## What the task asks
Every line below that holds the string "기초생활수급자" should be copied.
Start of Block
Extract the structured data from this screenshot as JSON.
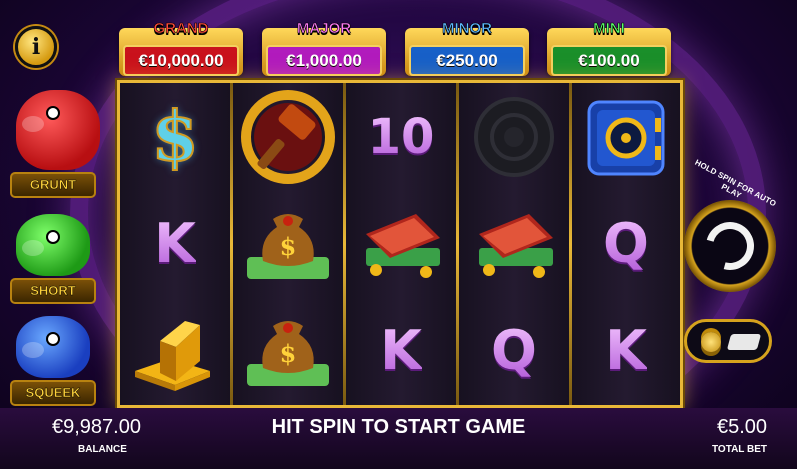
{
  "jackpots": [
    {
      "name": "GRAND",
      "value": "€10,000.00",
      "color": "#c9121c"
    },
    {
      "name": "MAJOR",
      "value": "€1,000.00",
      "color": "#b11bbd"
    },
    {
      "name": "MINOR",
      "value": "€250.00",
      "color": "#1760c8"
    },
    {
      "name": "MINI",
      "value": "€100.00",
      "color": "#1a8f2a"
    }
  ],
  "pigs": [
    {
      "label": "GRUNT",
      "icon": "red-piggy-bank-icon"
    },
    {
      "label": "SHORT",
      "icon": "green-piggy-bank-icon"
    },
    {
      "label": "SQUEEK",
      "icon": "blue-piggy-bank-icon"
    }
  ],
  "reels": {
    "symbols": [
      [
        "dollar",
        "K",
        "gold-bars"
      ],
      [
        "hammer",
        "money-bag",
        "money-bag"
      ],
      [
        "10",
        "wallet",
        "K"
      ],
      [
        "empty",
        "wallet",
        "Q"
      ],
      [
        "safe",
        "Q",
        "K"
      ]
    ],
    "labels": {
      "c0r0": "$",
      "c0r1": "K",
      "c2r0": "10",
      "c2r2": "K",
      "c3r2": "Q",
      "c4r1": "Q",
      "c4r2": "K"
    }
  },
  "controls": {
    "spin_hint": "HOLD SPIN FOR AUTO PLAY",
    "spin_icon": "refresh-icon",
    "bet_icon": "coins-card-icon"
  },
  "footer": {
    "balance_value": "€9,987.00",
    "balance_label": "BALANCE",
    "message": "HIT SPIN TO START GAME",
    "bet_value": "€5.00",
    "bet_label": "TOTAL BET"
  },
  "info_icon": "i"
}
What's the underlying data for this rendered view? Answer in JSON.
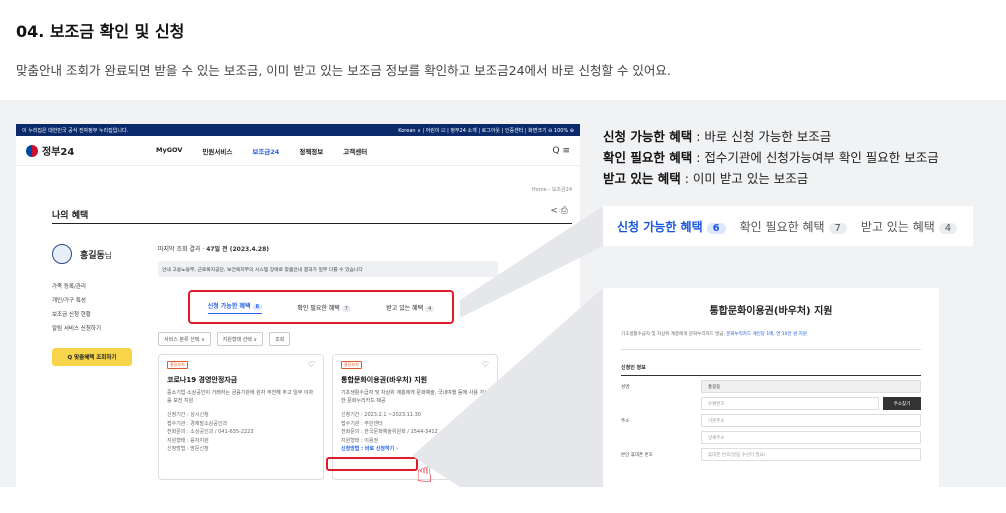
{
  "heading": "04. 보조금 확인 및 신청",
  "subtitle": "맞춤안내 조회가 완료되면 받을 수 있는 보조금, 이미 받고 있는 보조금 정보를 확인하고 보조금24에서 바로 신청할 수 있어요.",
  "gov_banner": {
    "left": "이 누리집은 대한민국 공식 전자정부 누리집입니다.",
    "right": "Korean ∨ | 어린이 ☑ | 정부24 소개 | 로그아웃 | 인증센터 | 화면크기 ⊖ 100% ⊕"
  },
  "nav": {
    "logo": "정부24",
    "menu": [
      "MyGOV",
      "민원서비스",
      "보조금24",
      "정책정보",
      "고객센터"
    ],
    "icons": "Q ≡"
  },
  "crumb": "Home › 보조금24",
  "page_title": "나의 혜택",
  "page_icons": "< ⎙",
  "user": {
    "name": "홍길동",
    "suffix": "님"
  },
  "side_items": [
    "가족 등록/관리",
    "개인/가구 특성",
    "보조금 신청 현황",
    "알림 서비스  신청하기"
  ],
  "side_button": "Q 맞춤혜택 조회하기",
  "last_result": {
    "label": "마지막 조회 결과 · ",
    "value": "47일 전 (2023.4.28)"
  },
  "notice": "안내  고용노동부, 근로복지공단, 보건복지부의 시스템 장애로 맞춤안내 결과가 일부 다를 수 있습니다",
  "tabs": [
    {
      "label": "신청 가능한 혜택",
      "count": "6",
      "active": true
    },
    {
      "label": "확인 필요한 혜택",
      "count": "7"
    },
    {
      "label": "받고 있는 혜택",
      "count": "4"
    }
  ],
  "filters": [
    "서비스 분류 선택  ∨",
    "지원형태 선택  ∨",
    "조회"
  ],
  "cards": [
    {
      "tag": "홍장부처",
      "title": "코로나19 경영안정자금",
      "desc": "중소기업·소상공인이 거래하는 금융기관에 원자 주천해 주고 일부 이자를 보전 지원",
      "lines": [
        "신청기간 : 상시신청",
        "접수기관 : 경제발소상공인과",
        "전화문의 : 소상공인과 / 041-635-2223",
        "지원형태 : 융자지원",
        "신청방법 : 방문신청"
      ]
    },
    {
      "tag": "홍장부처",
      "title": "통합문화이용권(바우처) 지원",
      "desc": "기초생활수급자 및 차상위 계층에게 문화예술, 국내여행 등에 사용 가능한 문화누리카드 제공",
      "lines": [
        "신청기간 : 2023.2.1 ~2023.11.30",
        "접수기관 : 주민센터",
        "전화문의 : 한국문화예술위원회 / 1544-3412",
        "지원형태 : 이용권"
      ],
      "apply": "신청방법 : 바로 신청하기 ›"
    }
  ],
  "legend": [
    {
      "k": "신청 가능한 혜택",
      "v": " : 바로 신청 가능한 보조금"
    },
    {
      "k": "확인 필요한 혜택",
      "v": " : 접수기관에 신청가능여부 확인 필요한 보조금"
    },
    {
      "k": "받고 있는 혜택",
      "v": " : 이미 받고 있는 보조금"
    }
  ],
  "callout_tabs": [
    {
      "label": "신청 가능한 혜택",
      "count": "6",
      "active": true
    },
    {
      "label": "확인 필요한 혜택",
      "count": "7"
    },
    {
      "label": "받고 있는 혜택",
      "count": "4"
    }
  ],
  "form": {
    "title": "통합문화이용권(바우처) 지원",
    "desc": "기초생활수급자 및 차상위 계층에게 문화누리카드 발급,",
    "link": "문화누리카드 개인당 1매, 연 10만 원 지원",
    "section": "신청인 정보",
    "rows": [
      {
        "k": "성명",
        "v": "홍길동",
        "gray": true
      },
      {
        "k": "",
        "v": "우편번호",
        "btn": "주소찾기"
      },
      {
        "k": "주소",
        "v": "기본주소"
      },
      {
        "k": "",
        "v": "상세주소"
      },
      {
        "k": "본인 휴대폰 번호",
        "v": "휴대폰 번호(알림 수신이 필요)"
      }
    ]
  }
}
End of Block
## Exercise response
      "desc": "기초생활수급자 및 차상위 계층에게 문화예술, 국내여행 등에 사용 가능한 문화누리카드 제공",
    "desc": "기초생활수급자 및 차상위 계층에게 문화누리카드 발급,",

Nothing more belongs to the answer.